Data Protection – a change on the horizon?
At the end of last week, after three years of discussions, the EU Parliament voted in favour of new EU data protection regulation. The General Data Protection Regulation (GDPR) will replace the Data Protection Directive 1995 from 2018. Once the translation process is complete (likely in two-three months’ time), it will be published in the EU Official Journal, and come into force 2 years after that.
A 2 year run-in period from now seems like a long time away but the change that this regulation will bring about could be extensive
What you need to know
- the GDPR is a much more prescriptive and expansive set of obligations, which will bring with it greater restrictions on staff data-processing overall and less flexibility;
- it will catch data controllers and processors outside of the EU;
- In certain circumstances, companies may need to appoint their own data protection officers, particularly those involved in processing of personal data as part of their core activities which involve regular or systematic monitoring or processing on a large scale of sensitive personal data (e.g. related to health, racial or ethnic origin) and personal data relating to criminal convictions and offences;
- A data subject’s consent must be freely given, specific, informed and unambiguous. Companies will have to show that consent was given and more detail will have to be provided;
- The GDPR sets much tighter standards upon the nature of data employers can retain and for how long. Record retention periods will need to be identified.
There will be a tiered approach to penalties and depending on the breach, maximum fines could be between 2% – 4% of an undertaking’s total worldwide annual turnover in the previous year.
What we can do for you
Companies will need to be aware of these changes and alive to issues such as the fact that Subject Access Requests may become more frequent but also more difficult to administer, (as the ability to charge a fee is removed)’ the timescales for responses become more rigid and some of the exemptions commonly relied upon currently disappear.
Handling of sensitive personal data is also likely to be more difficult –especially data relating to criminal records. Record keeping will also increase significantly to ensure compliance with the GDPR.
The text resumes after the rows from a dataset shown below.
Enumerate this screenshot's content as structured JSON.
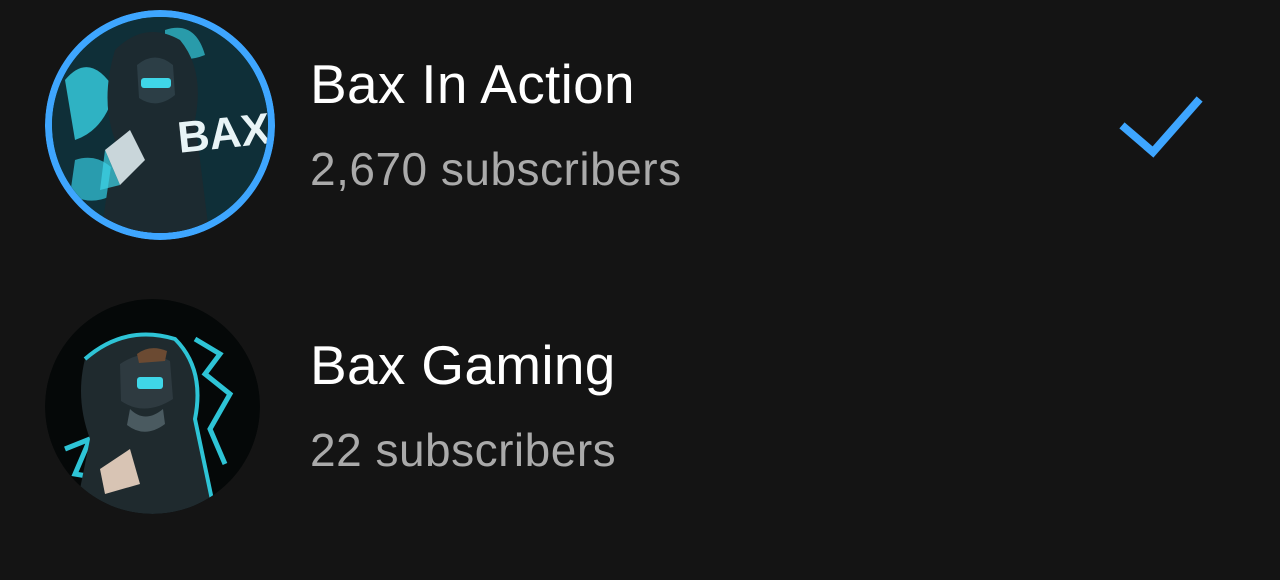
{
  "accounts": [
    {
      "name": "Bax In Action",
      "subscribers": "2,670 subscribers",
      "selected": true,
      "avatar_text": "BAX AC",
      "avatar_ring_color": "#3ea6ff"
    },
    {
      "name": "Bax Gaming",
      "subscribers": "22 subscribers",
      "selected": false
    }
  ],
  "icons": {
    "selected": "checkmark-icon"
  },
  "colors": {
    "background": "#141414",
    "title": "#ffffff",
    "secondary_text": "#aaaaaa",
    "accent": "#3ea6ff",
    "avatar_teal": "#2ec4d6"
  }
}
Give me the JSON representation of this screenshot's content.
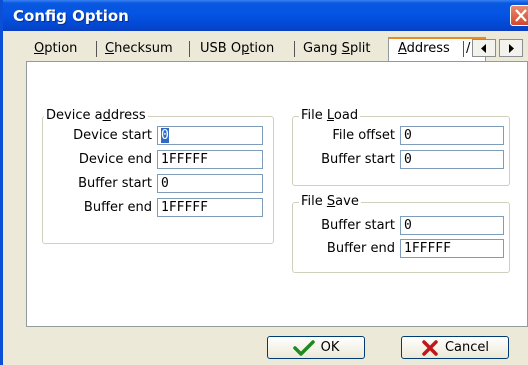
{
  "window": {
    "title": "Config Option"
  },
  "tabs": [
    {
      "label": "Option",
      "accel": "O",
      "rest": "ption"
    },
    {
      "label": "Checksum",
      "accel": "C",
      "rest": "hecksum"
    },
    {
      "label": "USB Option",
      "pre": "USB O",
      "accel": "p",
      "rest": "tion"
    },
    {
      "label": "Gang Split",
      "pre": "Gang ",
      "accel": "S",
      "rest": "plit"
    },
    {
      "label": "Address",
      "accel": "A",
      "rest": "ddress"
    },
    {
      "label": "/"
    }
  ],
  "device_address": {
    "title_pre": "Device a",
    "title_accel": "d",
    "title_rest": "dress",
    "device_start_label": "Device start",
    "device_start_value": "0",
    "device_end_label": "Device end",
    "device_end_value": "1FFFFF",
    "buffer_start_label": "Buffer start",
    "buffer_start_value": "0",
    "buffer_end_label": "Buffer end",
    "buffer_end_value": "1FFFFF"
  },
  "file_load": {
    "title_pre": "File ",
    "title_accel": "L",
    "title_rest": "oad",
    "file_offset_label": "File offset",
    "file_offset_value": "0",
    "buffer_start_label": "Buffer start",
    "buffer_start_value": "0"
  },
  "file_save": {
    "title_pre": "File ",
    "title_accel": "S",
    "title_rest": "ave",
    "buffer_start_label": "Buffer start",
    "buffer_start_value": "0",
    "buffer_end_label": "Buffer end",
    "buffer_end_value": "1FFFFF"
  },
  "buttons": {
    "ok": "OK",
    "cancel": "Cancel"
  },
  "icons": {
    "close": "close-icon",
    "scroll_left": "arrow-left-icon",
    "scroll_right": "arrow-right-icon",
    "ok": "checkmark-icon",
    "cancel": "x-icon"
  },
  "colors": {
    "titlebar": "#0554e4",
    "selection": "#316ac5",
    "active_tab": "#e68b2c"
  }
}
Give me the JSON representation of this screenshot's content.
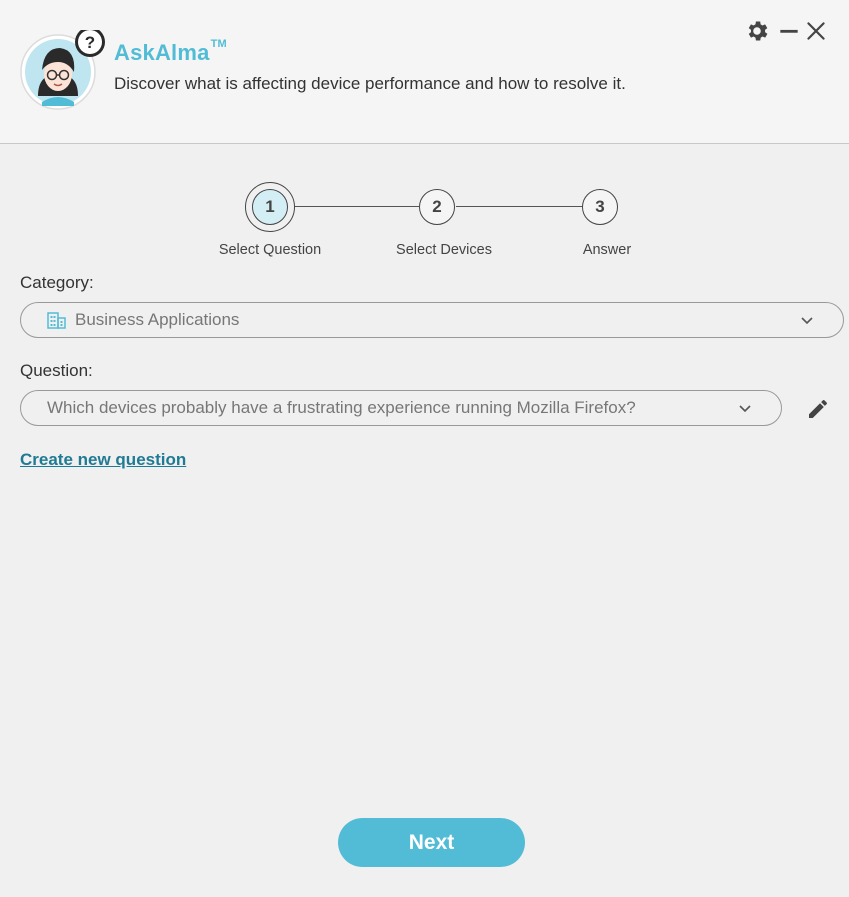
{
  "header": {
    "title": "AskAlma",
    "trademark": "TM",
    "subtitle": "Discover what is affecting device performance and how to resolve it.",
    "help_badge": "?"
  },
  "window_controls": [
    "gear-icon",
    "minimize-icon",
    "close-icon"
  ],
  "stepper": {
    "steps": [
      {
        "number": "1",
        "label": "Select Question",
        "active": true
      },
      {
        "number": "2",
        "label": "Select Devices",
        "active": false
      },
      {
        "number": "3",
        "label": "Answer",
        "active": false
      }
    ]
  },
  "category": {
    "label": "Category:",
    "value": "Business Applications",
    "icon": "building-icon"
  },
  "question": {
    "label": "Question:",
    "value": "Which devices probably have a frustrating experience running Mozilla Firefox?",
    "edit_icon": "pencil-icon"
  },
  "create_link": "Create new question",
  "next_button": "Next",
  "colors": {
    "accent": "#52bcd6",
    "link": "#1f7a93",
    "active_step_fill": "#d4eef5",
    "background": "#f0f0f0",
    "header_background": "#f5f5f5"
  }
}
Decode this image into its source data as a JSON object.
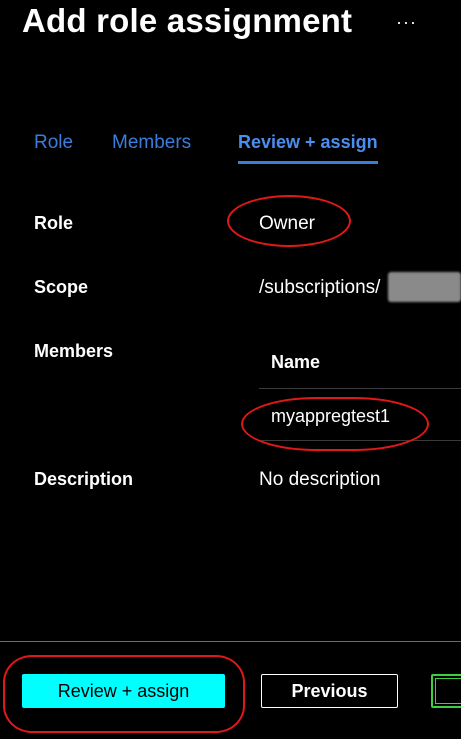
{
  "header": {
    "title": "Add role assignment",
    "more_label": "···"
  },
  "tabs": [
    {
      "label": "Role",
      "active": false
    },
    {
      "label": "Members",
      "active": false
    },
    {
      "label": "Review + assign",
      "active": true
    }
  ],
  "details": {
    "role_label": "Role",
    "role_value": "Owner",
    "scope_label": "Scope",
    "scope_value": "/subscriptions/",
    "members_label": "Members",
    "members_table": {
      "column_name": "Name",
      "rows": [
        "myappregtest1"
      ]
    },
    "description_label": "Description",
    "description_value": "No description"
  },
  "footer": {
    "review_assign_label": "Review + assign",
    "previous_label": "Previous"
  },
  "colors": {
    "background": "#000000",
    "tab_link": "#3b7ddd",
    "primary_button": "#00ffff",
    "annotation_red": "#e01818",
    "green_button_border": "#3ad13a"
  }
}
We can help familiarise you with the GDPR and the obligations that may apply to you and how to plan for the introduction of this new regime.